When we were creating our new strategic plan, I was struck by some of the statistics on our health status in Chatham-Kent. Compared with the rest of Ontario: we smoke more, we eat fewer fruits and vegetables and we have high rates of chronic disease.
We also live in a spectacular area of the province. We have access to fresh produce, a warm climate with opportunities for recreation and a welcoming community where you can make friends and be involved.
Our new vision of “Together, Growing a Healthier Community” challenges us all to bridge the disconnect between our current health status and all that is possible for our population.
It’s one thing to believe that something is good for other people. It’s quite another when you look in the mirror. I’m a 56 year old woman with a family history of diabetes and cardiovascular disease. I’m married to a smoker with a family history of chronic disease and cancer. I realize that we are the statistics. I also know that my actions impact on how my children live their lives. That got me thinking that with 1,400 employees and 200 physicians, Chatham-Kent Health Alliance has influence over the health status of a good portion of our community. What if by making different choices at work and at home, we are healthier and we create an environment that supports others to do so too?
Now, the question is how.
Much of what is reported in the statistics on our health status as a population relates to our habits as individuals. In The Power of Habit, author Charles Duhigg quotes a Duke University study that found that “more than 40% of the actions people performed each day weren’t actual decisions, but habits.” My morning routine at home is the same every day including my six minute drive to work. This all gets disrupted when kids come home for the summer, get a job and need transportation. I decided that rather than grumbling this year, I would see this as my opportunity to walk or bike to work. To my delight, I received a “stylish” backpack for Mothers’ Day to make the trek more comfortable. I may not do it every day but I’ve come to enjoy it. It requires a bit more thought – make sure that my running shoes are by the door, check the weather the night before in case of rain and keep some deodorant at work.
The other interesting thing from Duhigg’s book is the concept of “keystone habits.” For some reason, consciously making certain changes in our lifestyle seems to trigger other new unrelated patterns. For example, when people start exercising (even once a week – yay!) they start eating better, smoke less, use credit cards less frequently and show more patience with colleagues and family. Eating dinner together as a family is linked with better homework skills and higher grades; and making your bed is correlated with better productivity, sense of well-being and sticking to a budget.

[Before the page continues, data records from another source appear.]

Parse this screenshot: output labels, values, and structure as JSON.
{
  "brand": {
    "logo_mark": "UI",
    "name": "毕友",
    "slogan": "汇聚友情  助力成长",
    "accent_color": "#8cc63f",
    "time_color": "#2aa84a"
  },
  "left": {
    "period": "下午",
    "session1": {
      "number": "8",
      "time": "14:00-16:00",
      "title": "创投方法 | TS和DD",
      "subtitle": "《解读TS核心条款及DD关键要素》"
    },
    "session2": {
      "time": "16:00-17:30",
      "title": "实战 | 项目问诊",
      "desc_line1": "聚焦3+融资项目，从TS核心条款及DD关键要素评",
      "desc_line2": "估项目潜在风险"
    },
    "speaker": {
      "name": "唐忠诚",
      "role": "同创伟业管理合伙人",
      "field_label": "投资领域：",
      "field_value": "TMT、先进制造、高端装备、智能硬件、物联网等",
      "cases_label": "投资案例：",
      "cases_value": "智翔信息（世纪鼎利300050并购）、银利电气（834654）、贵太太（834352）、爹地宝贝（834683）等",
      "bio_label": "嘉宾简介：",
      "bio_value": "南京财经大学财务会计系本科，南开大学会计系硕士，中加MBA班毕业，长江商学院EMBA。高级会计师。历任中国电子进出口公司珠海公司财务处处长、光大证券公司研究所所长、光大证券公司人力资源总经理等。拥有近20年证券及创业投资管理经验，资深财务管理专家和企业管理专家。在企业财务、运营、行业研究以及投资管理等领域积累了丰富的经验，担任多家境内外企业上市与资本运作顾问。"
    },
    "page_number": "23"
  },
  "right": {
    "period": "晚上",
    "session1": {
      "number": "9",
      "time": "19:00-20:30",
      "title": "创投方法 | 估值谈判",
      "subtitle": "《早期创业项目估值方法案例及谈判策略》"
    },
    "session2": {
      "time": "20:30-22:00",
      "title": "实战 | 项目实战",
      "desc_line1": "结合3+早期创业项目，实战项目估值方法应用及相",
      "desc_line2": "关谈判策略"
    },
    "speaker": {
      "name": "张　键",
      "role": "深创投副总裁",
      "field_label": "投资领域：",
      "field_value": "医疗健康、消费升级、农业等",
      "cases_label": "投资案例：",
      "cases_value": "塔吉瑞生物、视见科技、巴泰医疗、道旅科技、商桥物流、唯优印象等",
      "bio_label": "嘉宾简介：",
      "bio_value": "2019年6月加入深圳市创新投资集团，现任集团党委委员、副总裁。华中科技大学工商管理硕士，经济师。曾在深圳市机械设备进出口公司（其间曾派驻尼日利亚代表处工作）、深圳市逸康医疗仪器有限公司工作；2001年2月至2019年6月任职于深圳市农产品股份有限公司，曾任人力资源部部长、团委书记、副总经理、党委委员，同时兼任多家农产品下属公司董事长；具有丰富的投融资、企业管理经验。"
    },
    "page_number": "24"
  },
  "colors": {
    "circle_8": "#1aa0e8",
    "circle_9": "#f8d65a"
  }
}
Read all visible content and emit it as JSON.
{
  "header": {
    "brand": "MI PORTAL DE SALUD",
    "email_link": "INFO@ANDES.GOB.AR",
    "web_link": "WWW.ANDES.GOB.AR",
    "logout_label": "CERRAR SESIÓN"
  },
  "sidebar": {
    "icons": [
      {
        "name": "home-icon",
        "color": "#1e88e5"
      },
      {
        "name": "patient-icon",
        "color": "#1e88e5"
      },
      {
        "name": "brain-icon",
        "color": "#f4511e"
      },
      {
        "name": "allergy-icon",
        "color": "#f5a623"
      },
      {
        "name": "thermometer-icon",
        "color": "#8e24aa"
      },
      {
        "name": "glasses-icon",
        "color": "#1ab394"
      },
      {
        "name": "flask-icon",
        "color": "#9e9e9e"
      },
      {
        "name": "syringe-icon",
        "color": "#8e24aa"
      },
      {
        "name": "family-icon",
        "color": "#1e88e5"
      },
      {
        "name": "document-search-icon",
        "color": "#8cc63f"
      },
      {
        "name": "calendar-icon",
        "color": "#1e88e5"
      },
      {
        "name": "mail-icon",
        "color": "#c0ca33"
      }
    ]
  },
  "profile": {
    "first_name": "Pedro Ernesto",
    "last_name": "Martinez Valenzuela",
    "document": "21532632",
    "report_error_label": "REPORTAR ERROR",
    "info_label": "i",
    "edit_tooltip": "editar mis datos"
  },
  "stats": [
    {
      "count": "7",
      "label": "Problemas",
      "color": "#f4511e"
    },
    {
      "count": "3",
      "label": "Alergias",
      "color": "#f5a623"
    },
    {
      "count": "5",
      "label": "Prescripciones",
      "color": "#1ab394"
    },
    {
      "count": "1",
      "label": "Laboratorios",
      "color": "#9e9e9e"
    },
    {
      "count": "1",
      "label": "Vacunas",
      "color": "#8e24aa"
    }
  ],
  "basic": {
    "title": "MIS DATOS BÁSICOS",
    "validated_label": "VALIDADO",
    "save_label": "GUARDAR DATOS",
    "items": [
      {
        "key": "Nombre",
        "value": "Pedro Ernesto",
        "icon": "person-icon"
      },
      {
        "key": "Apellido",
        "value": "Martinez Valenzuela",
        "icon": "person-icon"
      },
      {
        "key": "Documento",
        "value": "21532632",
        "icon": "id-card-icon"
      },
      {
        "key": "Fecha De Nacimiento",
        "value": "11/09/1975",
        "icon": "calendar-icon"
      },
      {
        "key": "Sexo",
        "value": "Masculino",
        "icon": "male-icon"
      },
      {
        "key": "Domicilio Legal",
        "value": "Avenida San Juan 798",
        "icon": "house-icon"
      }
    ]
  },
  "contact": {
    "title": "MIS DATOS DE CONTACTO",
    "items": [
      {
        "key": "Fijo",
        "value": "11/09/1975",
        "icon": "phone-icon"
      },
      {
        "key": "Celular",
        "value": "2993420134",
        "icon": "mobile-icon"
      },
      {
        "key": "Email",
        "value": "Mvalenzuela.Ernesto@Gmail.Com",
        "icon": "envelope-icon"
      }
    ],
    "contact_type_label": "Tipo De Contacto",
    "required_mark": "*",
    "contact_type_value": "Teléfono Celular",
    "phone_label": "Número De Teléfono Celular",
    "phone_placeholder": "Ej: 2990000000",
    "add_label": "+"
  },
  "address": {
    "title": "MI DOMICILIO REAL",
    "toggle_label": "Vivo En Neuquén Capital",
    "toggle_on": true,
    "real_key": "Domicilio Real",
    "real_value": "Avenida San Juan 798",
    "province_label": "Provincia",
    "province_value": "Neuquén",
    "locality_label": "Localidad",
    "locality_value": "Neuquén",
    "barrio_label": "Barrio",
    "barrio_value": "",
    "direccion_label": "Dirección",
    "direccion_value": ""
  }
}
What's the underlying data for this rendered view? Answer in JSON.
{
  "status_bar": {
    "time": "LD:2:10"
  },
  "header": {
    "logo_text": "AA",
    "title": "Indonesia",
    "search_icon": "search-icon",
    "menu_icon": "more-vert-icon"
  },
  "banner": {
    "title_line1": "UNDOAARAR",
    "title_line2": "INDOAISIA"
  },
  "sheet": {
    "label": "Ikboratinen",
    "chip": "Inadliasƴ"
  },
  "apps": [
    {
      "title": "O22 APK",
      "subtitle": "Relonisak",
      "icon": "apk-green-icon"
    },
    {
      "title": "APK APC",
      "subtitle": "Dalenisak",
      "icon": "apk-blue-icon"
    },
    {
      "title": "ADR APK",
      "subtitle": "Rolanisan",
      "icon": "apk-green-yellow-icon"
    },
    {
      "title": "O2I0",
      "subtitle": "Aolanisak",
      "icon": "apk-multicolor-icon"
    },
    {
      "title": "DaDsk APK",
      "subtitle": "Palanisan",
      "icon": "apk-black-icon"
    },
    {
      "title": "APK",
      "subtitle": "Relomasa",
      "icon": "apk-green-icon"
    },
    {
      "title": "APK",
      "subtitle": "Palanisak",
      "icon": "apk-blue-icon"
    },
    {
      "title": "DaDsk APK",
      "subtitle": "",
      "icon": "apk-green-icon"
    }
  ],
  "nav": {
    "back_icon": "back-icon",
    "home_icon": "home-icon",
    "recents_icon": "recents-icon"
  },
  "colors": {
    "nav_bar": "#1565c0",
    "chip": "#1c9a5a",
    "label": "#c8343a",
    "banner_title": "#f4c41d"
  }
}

So, what are the added benefits I’ve seen of my backpack? When I walk or ride my bike I feel energized when I get to work. I often pass a neighbour or colleague along the way and it feels good just to start my day by saying “Hello!” Thanks to the YMCA’s Learn to Run a 5K, I’ve done two 5K run/walks and I kept up with my kids when hiking recently in Banff. Nothing beats two hours of uninterrupted time with teenagers! The summer also means more fresh food options available and cooking at our house is something that we enjoy doing together. I appreciate the healthy left-overs to put in the backpack for lunch or snacks at work. I’m finding with more exercise that I’m getting to bed at a more consistent time each night and so I am getting reacquainted with the stack of books that are on my bedside table. I’ve even been more attentive to the weeds in the garden. I’d say that this one action has had a positive spillover into other areas of my life for sure.
At CKHA, we’re introducing some opportunities to engage in healthy habits in the workplace. Whether it is our Mindfulness Mondays, Walking Wednesdays or Farmers Market Fridays, I encourage you to think about what habits appeal to you. Maybe you can’t walk to work but you can treat yourself to parking in the Pegley lot to enjoy a stroll on nice days; maybe you choose healthy options in the cafeteria and save “Ken’s Mac & Cheese” for the occasional treat; or maybe when you’ve had a particularly stressful situation to deal with you take some time to debrief with a colleague or reflect privately. Truly, let’s grow a healthier community together. One person and one habit at a time.
Oh, and in case you think that my walking habit will be short lived, please meet the newest member of our family. Oswald, our new puppy.